WORK TASK. The response must contain all of the entries, each one repeated exactly.

START GIVEN DATA

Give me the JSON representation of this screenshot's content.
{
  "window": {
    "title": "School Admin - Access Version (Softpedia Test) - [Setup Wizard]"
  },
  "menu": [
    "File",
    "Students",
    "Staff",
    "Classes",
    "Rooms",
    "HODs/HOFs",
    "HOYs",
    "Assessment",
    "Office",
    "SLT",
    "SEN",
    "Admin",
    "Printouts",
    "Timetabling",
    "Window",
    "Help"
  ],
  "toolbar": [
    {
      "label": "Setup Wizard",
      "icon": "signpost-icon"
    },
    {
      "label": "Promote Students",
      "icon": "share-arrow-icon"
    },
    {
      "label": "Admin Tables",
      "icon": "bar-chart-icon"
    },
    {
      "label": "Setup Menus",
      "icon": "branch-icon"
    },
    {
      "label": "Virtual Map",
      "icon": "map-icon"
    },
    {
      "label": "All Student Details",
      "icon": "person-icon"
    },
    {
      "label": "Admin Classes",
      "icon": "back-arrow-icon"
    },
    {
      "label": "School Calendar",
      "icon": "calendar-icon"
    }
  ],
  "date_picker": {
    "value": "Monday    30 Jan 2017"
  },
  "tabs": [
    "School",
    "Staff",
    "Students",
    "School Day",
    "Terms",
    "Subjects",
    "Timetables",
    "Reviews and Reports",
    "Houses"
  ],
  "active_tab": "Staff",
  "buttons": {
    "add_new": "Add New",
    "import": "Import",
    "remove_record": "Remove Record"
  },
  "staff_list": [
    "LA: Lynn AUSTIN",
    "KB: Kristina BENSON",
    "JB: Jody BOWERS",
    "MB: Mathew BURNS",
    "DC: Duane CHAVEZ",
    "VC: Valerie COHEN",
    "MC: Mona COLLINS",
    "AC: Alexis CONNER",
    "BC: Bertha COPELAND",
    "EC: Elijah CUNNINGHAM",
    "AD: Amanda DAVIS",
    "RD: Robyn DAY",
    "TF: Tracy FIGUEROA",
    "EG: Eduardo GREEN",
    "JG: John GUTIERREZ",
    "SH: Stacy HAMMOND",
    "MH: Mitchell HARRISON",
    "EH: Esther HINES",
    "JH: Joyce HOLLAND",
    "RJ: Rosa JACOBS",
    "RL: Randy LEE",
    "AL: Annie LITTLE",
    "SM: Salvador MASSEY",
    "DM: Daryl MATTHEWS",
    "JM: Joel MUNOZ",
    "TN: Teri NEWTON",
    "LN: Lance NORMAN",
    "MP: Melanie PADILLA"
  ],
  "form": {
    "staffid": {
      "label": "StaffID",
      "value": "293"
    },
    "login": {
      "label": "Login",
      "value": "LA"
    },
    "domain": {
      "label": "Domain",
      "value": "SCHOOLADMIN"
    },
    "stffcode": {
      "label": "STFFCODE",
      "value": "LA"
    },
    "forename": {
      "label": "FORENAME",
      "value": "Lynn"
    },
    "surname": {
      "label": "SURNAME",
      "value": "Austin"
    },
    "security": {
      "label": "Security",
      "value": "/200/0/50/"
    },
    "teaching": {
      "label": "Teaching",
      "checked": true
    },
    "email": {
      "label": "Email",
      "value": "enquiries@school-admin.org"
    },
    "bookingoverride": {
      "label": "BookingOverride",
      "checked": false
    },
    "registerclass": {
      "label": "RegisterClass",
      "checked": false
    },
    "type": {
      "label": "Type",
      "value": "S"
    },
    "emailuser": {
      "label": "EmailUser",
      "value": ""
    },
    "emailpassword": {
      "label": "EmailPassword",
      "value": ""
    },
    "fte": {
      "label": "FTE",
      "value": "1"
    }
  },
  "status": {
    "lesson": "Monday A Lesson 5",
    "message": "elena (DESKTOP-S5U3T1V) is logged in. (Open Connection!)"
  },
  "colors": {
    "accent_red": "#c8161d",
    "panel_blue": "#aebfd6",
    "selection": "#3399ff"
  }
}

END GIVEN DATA

ANSWER TO THIS EXERCISE.
Give me the JSON representation of this screenshot's content.
{
  "window": {
    "title": "School Admin - Access Version (Softpedia Test) - [Setup Wizard]"
  },
  "menu": [
    "File",
    "Students",
    "Staff",
    "Classes",
    "Rooms",
    "HODs/HOFs",
    "HOYs",
    "Assessment",
    "Office",
    "SLT",
    "SEN",
    "Admin",
    "Printouts",
    "Timetabling",
    "Window",
    "Help"
  ],
  "toolbar": [
    {
      "label": "Setup Wizard",
      "icon": "signpost-icon"
    },
    {
      "label": "Promote Students",
      "icon": "share-arrow-icon"
    },
    {
      "label": "Admin Tables",
      "icon": "bar-chart-icon"
    },
    {
      "label": "Setup Menus",
      "icon": "branch-icon"
    },
    {
      "label": "Virtual Map",
      "icon": "map-icon"
    },
    {
      "label": "All Student Details",
      "icon": "person-icon"
    },
    {
      "label": "Admin Classes",
      "icon": "back-arrow-icon"
    },
    {
      "label": "School Calendar",
      "icon": "calendar-icon"
    }
  ],
  "date_picker": {
    "value": "Monday    30 Jan 2017"
  },
  "tabs": [
    "School",
    "Staff",
    "Students",
    "School Day",
    "Terms",
    "Subjects",
    "Timetables",
    "Reviews and Reports",
    "Houses"
  ],
  "active_tab": "Staff",
  "buttons": {
    "add_new": "Add New",
    "import": "Import",
    "remove_record": "Remove Record"
  },
  "staff_list": [
    "LA: Lynn AUSTIN",
    "KB: Kristina BENSON",
    "JB: Jody BOWERS",
    "MB: Mathew BURNS",
    "DC: Duane CHAVEZ",
    "VC: Valerie COHEN",
    "MC: Mona COLLINS",
    "AC: Alexis CONNER",
    "BC: Bertha COPELAND",
    "EC: Elijah CUNNINGHAM",
    "AD: Amanda DAVIS",
    "RD: Robyn DAY",
    "TF: Tracy FIGUEROA",
    "EG: Eduardo GREEN",
    "JG: John GUTIERREZ",
    "SH: Stacy HAMMOND",
    "MH: Mitchell HARRISON",
    "EH: Esther HINES",
    "JH: Joyce HOLLAND",
    "RJ: Rosa JACOBS",
    "RL: Randy LEE",
    "AL: Annie LITTLE",
    "SM: Salvador MASSEY",
    "DM: Daryl MATTHEWS",
    "JM: Joel MUNOZ",
    "TN: Teri NEWTON",
    "LN: Lance NORMAN",
    "MP: Melanie PADILLA"
  ],
  "form": {
    "staffid": {
      "label": "StaffID",
      "value": "293"
    },
    "login": {
      "label": "Login",
      "value": "LA"
    },
    "domain": {
      "label": "Domain",
      "value": "SCHOOLADMIN"
    },
    "stffcode": {
      "label": "STFFCODE",
      "value": "LA"
    },
    "forename": {
      "label": "FORENAME",
      "value": "Lynn"
    },
    "surname": {
      "label": "SURNAME",
      "value": "Austin"
    },
    "security": {
      "label": "Security",
      "value": "/200/0/50/"
    },
    "teaching": {
      "label": "Teaching",
      "checked": true
    },
    "email": {
      "label": "Email",
      "value": "enquiries@school-admin.org"
    },
    "bookingoverride": {
      "label": "BookingOverride",
      "checked": false
    },
    "registerclass": {
      "label": "RegisterClass",
      "checked": false
    },
    "type": {
      "label": "Type",
      "value": "S"
    },
    "emailuser": {
      "label": "EmailUser",
      "value": ""
    },
    "emailpassword": {
      "label": "EmailPassword",
      "value": ""
    },
    "fte": {
      "label": "FTE",
      "value": "1"
    }
  },
  "status": {
    "lesson": "Monday A Lesson 5",
    "message": "elena (DESKTOP-S5U3T1V) is logged in. (Open Connection!)"
  },
  "colors": {
    "accent_red": "#c8161d",
    "panel_blue": "#aebfd6",
    "selection": "#3399ff"
  }
}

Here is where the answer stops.